The amount spent on television advertising jumped by 43 per cent to £150 million but the biggest increase has been in online and other adver- tising. These have risen by 87 per cent to £160 million as companies such as Google and Twitter reap a huge dividend from the growth in the number of internet bookmakers.
Last year an investigation by The Times found that children who follow popular football accounts on Twitter will frequently have special offers posted to their timelines to suggest that they can make easy money from gambling.
The Nielsen figures show that the advertising spend by online casinos has increased by 97 per cent since 2012. Experts say that children and young people are particularly susceptible to gambling adverts and research by the Gambling Commission shows that problem gambling is twice as prevalent among people aged between 16 and 24 than the population as a whole.
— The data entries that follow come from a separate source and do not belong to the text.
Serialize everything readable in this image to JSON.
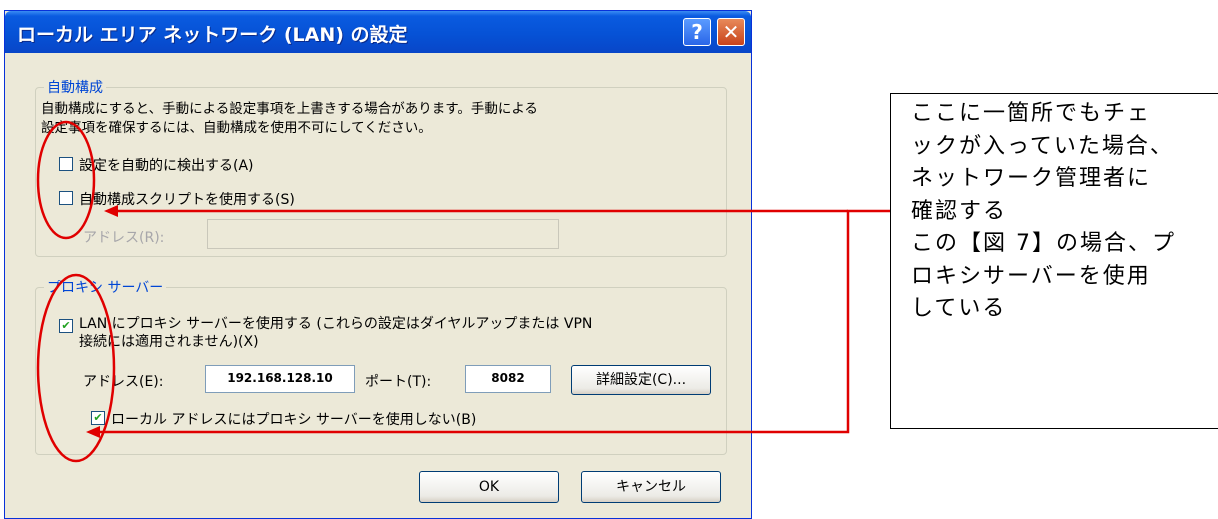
{
  "dialog": {
    "title": "ローカル エリア ネットワーク (LAN) の設定",
    "help_button": "?",
    "close_button": "✕",
    "auto_config": {
      "legend": "自動構成",
      "desc_line1": "自動構成にすると、手動による設定事項を上書きする場合があります。手動による",
      "desc_line2": "設定事項を確保するには、自動構成を使用不可にしてください。",
      "detect_label": "設定を自動的に検出する(A)",
      "detect_checked": false,
      "script_label": "自動構成スクリプトを使用する(S)",
      "script_checked": false,
      "address_label": "アドレス(R):",
      "address_value": ""
    },
    "proxy": {
      "legend": "プロキシ サーバー",
      "use_proxy_line1": "LAN にプロキシ サーバーを使用する (これらの設定はダイヤルアップまたは VPN",
      "use_proxy_line2": "接続には適用されません)(X)",
      "use_proxy_checked": true,
      "address_label": "アドレス(E):",
      "address_value": "192.168.128.10",
      "port_label": "ポート(T):",
      "port_value": "8082",
      "advanced_button": "詳細設定(C)...",
      "bypass_label": "ローカル アドレスにはプロキシ サーバーを使用しない(B)",
      "bypass_checked": true
    },
    "ok_button": "OK",
    "cancel_button": "キャンセル"
  },
  "annotation": {
    "lines": [
      "ここに一箇所でもチェ",
      "ックが入っていた場合、",
      "ネットワーク管理者に",
      "確認する",
      "この【図 7】の場合、プ",
      "ロキシサーバーを使用",
      "している"
    ],
    "color": "#e00000"
  }
}
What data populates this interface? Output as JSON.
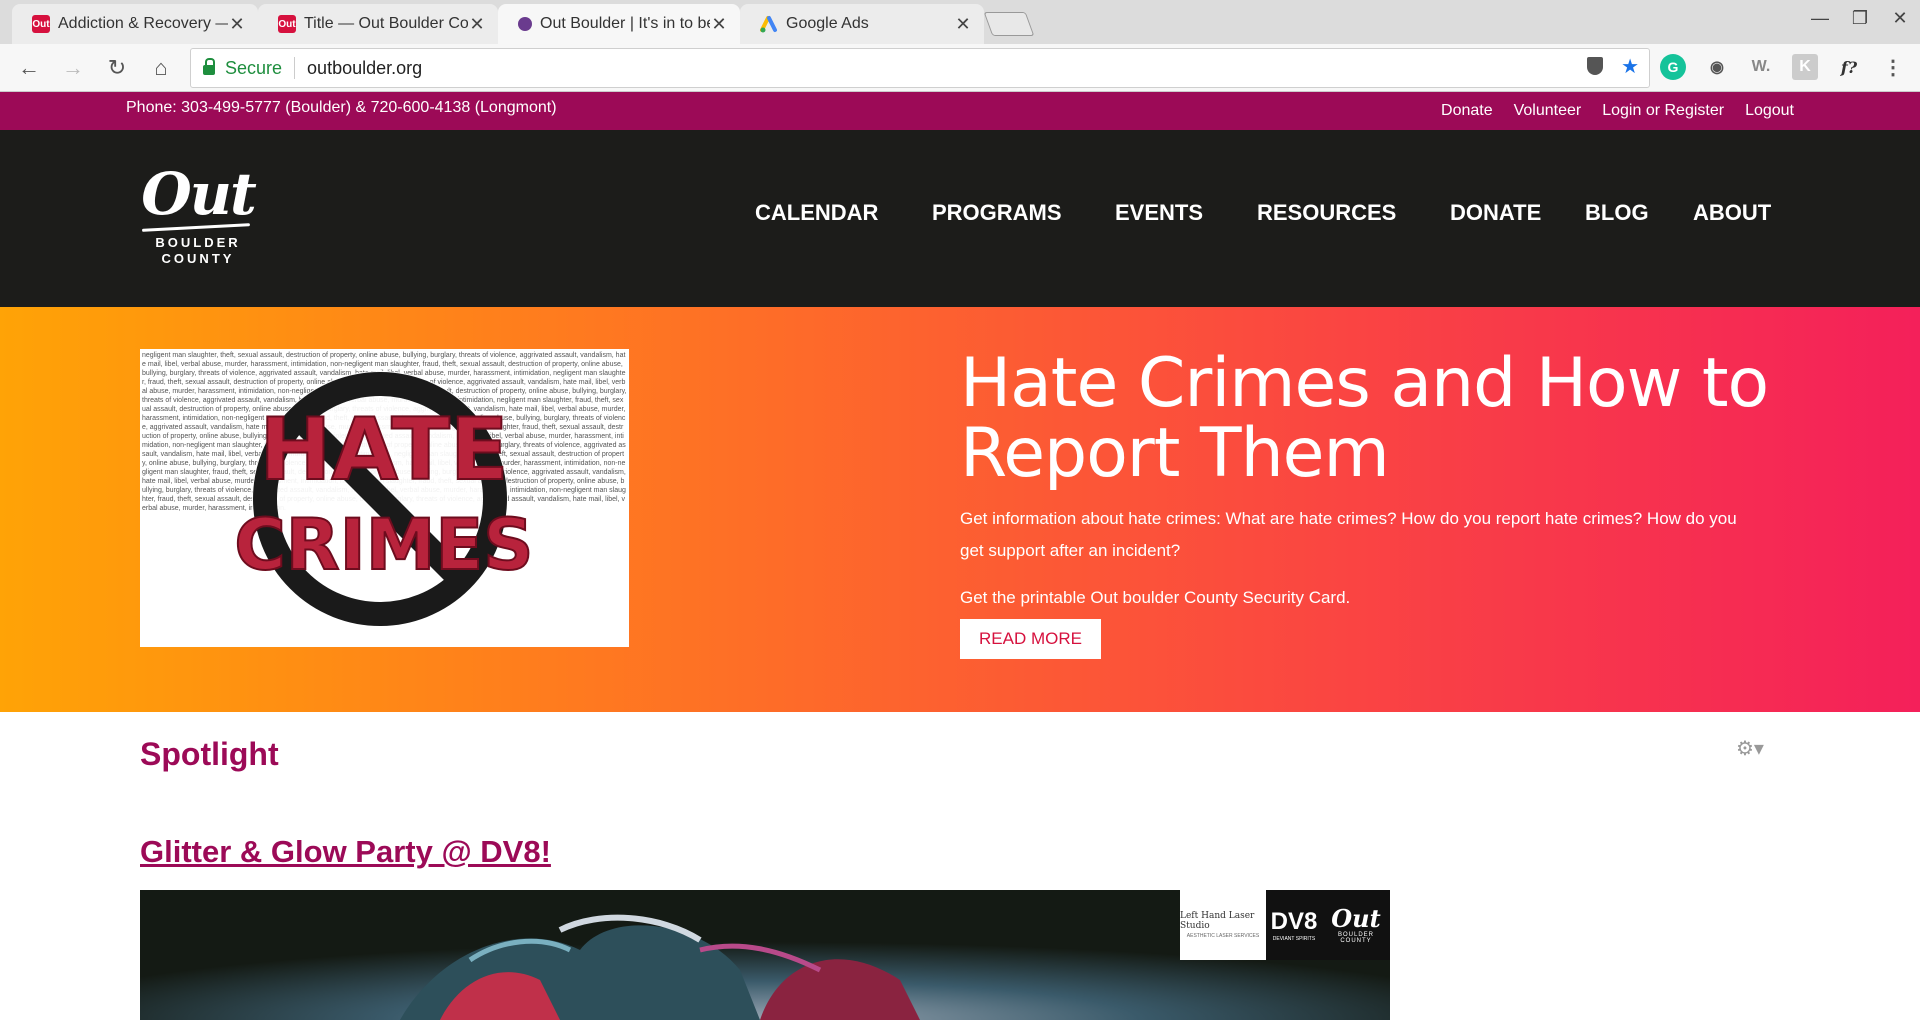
{
  "browser": {
    "tabs": [
      {
        "title": "Addiction & Recovery — O",
        "favicon_color": "#d6113e",
        "favicon_text": "Out",
        "active": false
      },
      {
        "title": "Title — Out Boulder Coun",
        "favicon_color": "#d6113e",
        "favicon_text": "Out",
        "active": false
      },
      {
        "title": "Out Boulder | It's in to be",
        "favicon_color": "#6a3b8e",
        "favicon_text": "",
        "active": true
      },
      {
        "title": "Google Ads",
        "favicon_color": "#4285f4",
        "favicon_text": "",
        "active": false
      }
    ],
    "close_glyph": "✕",
    "secure_label": "Secure",
    "url": "outboulder.org",
    "extensions": [
      "grammarly-icon",
      "evernote-icon",
      "w-icon",
      "k-icon",
      "fx-icon",
      "menu-icon"
    ],
    "ext_labels": {
      "w": "W.",
      "k": "K",
      "fx": "f?"
    }
  },
  "topbar": {
    "phone": "Phone: 303-499-5777 (Boulder) & 720-600-4138 (Longmont)",
    "links": [
      "Donate",
      "Volunteer",
      "Login or Register",
      "Logout"
    ]
  },
  "logo": {
    "main": "Out",
    "line1": "BOULDER",
    "line2": "COUNTY"
  },
  "nav": [
    "CALENDAR",
    "PROGRAMS",
    "EVENTS",
    "RESOURCES",
    "DONATE",
    "BLOG",
    "ABOUT"
  ],
  "hero": {
    "image_word1": "HATE",
    "image_word2": "CRIMES",
    "title": "Hate Crimes and How to Report Them",
    "description": "Get information about hate crimes: What are hate crimes? How do you report hate crimes? How do you get support after an incident?",
    "card_text": "Get the printable Out boulder County Security Card.",
    "button": "READ MORE"
  },
  "spotlight": {
    "heading": "Spotlight",
    "post_title": "Glitter & Glow Party @ DV8!",
    "sponsors": {
      "s1": "Left Hand Laser Studio",
      "s1_sub": "AESTHETIC LASER SERVICES",
      "s2": "DV8",
      "s2_sub": "DEVIANT SPIRITS",
      "s3": "Out",
      "s3_sub1": "BOULDER",
      "s3_sub2": "COUNTY"
    }
  },
  "colors": {
    "brand": "#9c0a57",
    "header_bg": "#1c1c1a",
    "hero_start": "#ffa306",
    "hero_end": "#f4205a",
    "button_text": "#d6113e"
  }
}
Ms Lampard says: “As a society, we should be concerned about the rising risk of harm from wider access and more regular participation in gambling on future generations, resulting in a possible public health crisis in gambling addiction.”
The National Problem Gambling Clinic has already noted a significant increase in the number of young people seeking help for addiction.
Henrietta Bowden-Jones, who founded the clinic, wants significant restrictions to be imposed on gambling adverts. She said: “We know that exposure to gambling among young people has gone up through contact with adverts. There is a risk that this exposure can encourage young people to gamble and that regular exposure can normalise that behaviour.”
A government review into the maximum stakes on fixed-odds betting terminals was expanded last year to include gambling advertising. “The gambling industry’s luck has run out,” one senior minister said at the time.
However, there is now a row between the Department for Culture, Media and Sport and the Treasury over this review. Philip Hammond, the chancellor, is understood to be trying to block publication amid concerns about the impact on tax revenues, but Tracey Crouch, the minister responsible for gambling, is pushing to proceed.
In a letter seen by The Times Ms Crouch says that she still hopes to publish the review in October after the “cross-government process required prior to publication”.
Ronnie Cowan, an SNP MP who has campaigned for tougher rules for bookmakers, said: “The unwelcome intervention by the chancellor, who was only thinking about Treasury coffers, will hopefully now dissipate.”